Winter is here, and that means snow-covered and icy roads are the new norm. While keeping them clear and safe is the job of your local street maintenance crews or neighborhood associations, it’s up to you to do the same around your home. There are a few options to choose from for keeping your driveway and sidewalks ice free.
Option 1: Shovel Yourself Out
Before you can tackle the ice, you have to get through the snow, so make sure you have a good shovel on hand. Some folks enjoy shoveling for the workout, but it might not be the best option for those not in good shape. It puts a tremendous strain on the body, which is why hospital emergency rooms see an influx of people right after a major snowfall. Shoveling is labor-intensive, but if that’s your go-to, do yourself a favor and buy a shovel designed to save your back. Ergonomic shovels with specially-designed handles and shafts help ease the strain.
Option 2: Throw That Snow
If shoveling isn’t for you, or you can’t devote much time to snow removal, perhaps a snow blower is your best choice. Even a small snow blower can handle significant amounts of snow reliably for many years to come. If being “green” is your thing, there are powerful, battery-operated snow blowers on the market today with impressive performance.
Option 3: Sprinkle on the Heat
Keep your concrete surfaces safe by using an ice melt. Ice melt works by attracting moisture, thus creating a salt water solution called brine. Brine generates heat, and that’s what melts the ice. Two big factors when choosing an ice melting product are preventing pitting and spalling of your concrete, and preventing harm to pets and plant life. Four top options to consider:
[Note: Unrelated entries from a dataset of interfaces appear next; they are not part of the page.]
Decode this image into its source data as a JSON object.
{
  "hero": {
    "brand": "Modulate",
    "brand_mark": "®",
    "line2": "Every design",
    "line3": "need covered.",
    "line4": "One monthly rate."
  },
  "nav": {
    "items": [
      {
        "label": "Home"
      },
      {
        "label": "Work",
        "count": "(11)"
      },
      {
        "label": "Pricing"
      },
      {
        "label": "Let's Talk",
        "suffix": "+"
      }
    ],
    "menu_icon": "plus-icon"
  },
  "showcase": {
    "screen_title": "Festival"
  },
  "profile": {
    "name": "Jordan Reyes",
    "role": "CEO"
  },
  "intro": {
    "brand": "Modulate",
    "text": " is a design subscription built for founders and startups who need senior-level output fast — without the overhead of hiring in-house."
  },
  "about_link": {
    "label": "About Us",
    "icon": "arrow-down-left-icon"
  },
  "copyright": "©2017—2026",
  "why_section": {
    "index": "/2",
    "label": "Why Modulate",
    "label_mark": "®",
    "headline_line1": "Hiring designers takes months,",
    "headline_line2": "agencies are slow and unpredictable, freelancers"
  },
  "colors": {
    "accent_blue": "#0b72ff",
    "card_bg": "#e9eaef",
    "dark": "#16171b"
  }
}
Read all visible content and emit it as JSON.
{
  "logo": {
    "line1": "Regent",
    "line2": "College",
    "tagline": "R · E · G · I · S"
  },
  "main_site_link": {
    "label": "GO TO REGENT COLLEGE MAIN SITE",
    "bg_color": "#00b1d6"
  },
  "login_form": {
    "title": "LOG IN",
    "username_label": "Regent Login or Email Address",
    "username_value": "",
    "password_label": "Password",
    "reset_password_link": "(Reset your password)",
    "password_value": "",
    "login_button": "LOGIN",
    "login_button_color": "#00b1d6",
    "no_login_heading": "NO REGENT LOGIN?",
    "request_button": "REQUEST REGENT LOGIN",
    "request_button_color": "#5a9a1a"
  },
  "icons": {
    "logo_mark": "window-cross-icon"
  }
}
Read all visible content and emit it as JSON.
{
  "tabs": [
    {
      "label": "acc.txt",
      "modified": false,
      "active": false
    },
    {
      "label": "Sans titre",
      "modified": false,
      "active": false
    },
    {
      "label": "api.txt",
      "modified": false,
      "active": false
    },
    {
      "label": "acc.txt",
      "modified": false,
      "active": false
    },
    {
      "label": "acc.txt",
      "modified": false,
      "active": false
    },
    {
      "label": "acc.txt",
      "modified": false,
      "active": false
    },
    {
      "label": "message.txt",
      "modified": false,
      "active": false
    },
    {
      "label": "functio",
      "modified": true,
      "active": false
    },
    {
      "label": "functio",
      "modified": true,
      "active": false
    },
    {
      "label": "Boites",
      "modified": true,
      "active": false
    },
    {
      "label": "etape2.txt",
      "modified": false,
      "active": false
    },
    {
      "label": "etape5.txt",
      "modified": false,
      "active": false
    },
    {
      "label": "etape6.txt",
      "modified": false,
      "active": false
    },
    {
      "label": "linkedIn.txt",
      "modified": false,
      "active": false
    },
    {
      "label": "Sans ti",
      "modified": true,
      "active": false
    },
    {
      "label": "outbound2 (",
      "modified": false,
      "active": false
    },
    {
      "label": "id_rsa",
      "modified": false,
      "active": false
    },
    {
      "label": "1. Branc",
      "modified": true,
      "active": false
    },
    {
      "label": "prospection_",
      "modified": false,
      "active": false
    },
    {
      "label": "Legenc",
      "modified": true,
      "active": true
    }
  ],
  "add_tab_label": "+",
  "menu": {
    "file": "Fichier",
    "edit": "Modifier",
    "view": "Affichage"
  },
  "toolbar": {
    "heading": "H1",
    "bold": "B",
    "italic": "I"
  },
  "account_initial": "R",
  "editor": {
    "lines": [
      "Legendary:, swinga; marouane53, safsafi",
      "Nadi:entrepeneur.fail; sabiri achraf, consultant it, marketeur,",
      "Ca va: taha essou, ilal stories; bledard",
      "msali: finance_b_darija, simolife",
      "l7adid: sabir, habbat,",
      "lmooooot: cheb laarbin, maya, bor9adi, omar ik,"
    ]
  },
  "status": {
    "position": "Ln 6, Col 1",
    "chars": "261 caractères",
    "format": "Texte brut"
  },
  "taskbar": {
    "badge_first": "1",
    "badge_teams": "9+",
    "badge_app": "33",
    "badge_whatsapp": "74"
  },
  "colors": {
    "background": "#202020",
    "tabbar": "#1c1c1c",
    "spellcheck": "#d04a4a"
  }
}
Calcium chloride, experts agree, is the best ice melt for preserving your concrete. It absorbs water, starts dissolving, generates heat quickly, and it’s less corrosive and more environmentally-friendly than other ice melts.
Magnesium chloride has these attributes as well, and it can be used in heavily vegetated areas. But it can cost more than calcium chloride.
Calcium magnesium acetate (CMA) is also highly rated for use on concrete, combining acetic acid and dolomitic lime, both non-toxic to animals and plants. It doesn’t form brine but works by preventing snow particles from sticking to each other on concrete. CMA can be less effective in temperatures below 20 F but it’s the best choice for newer concrete less than two years old.
Natural deicers are a good alternative if you prefer not to use chemicals. Their effectiveness comes more from their gritty and anti-slip qualities, providing good traction without corroding concrete. Options include sand, sawdust, wood shavings, and kitty litter, and while they won’t melt ice, they can be mixed with ice melt products.
The type of ice melt for you really just comes down to your preferences. If you want to create a safe walking surface, choose a flaky ice melt such as calcium chloride. If you have kids and pets, consider CMA because of its non-corrosive characteristics.
Visit your local Do it Best store or doitbest.com for thousands of the best home improvement products, including concrete and pet safe ice removal options.
This article is for informational purposes only. Indiana Connection and Do it Best Corp. assume no liability for the accuracy or completeness of the information contained herein, or for injuries, property damage, or the outcome of any project.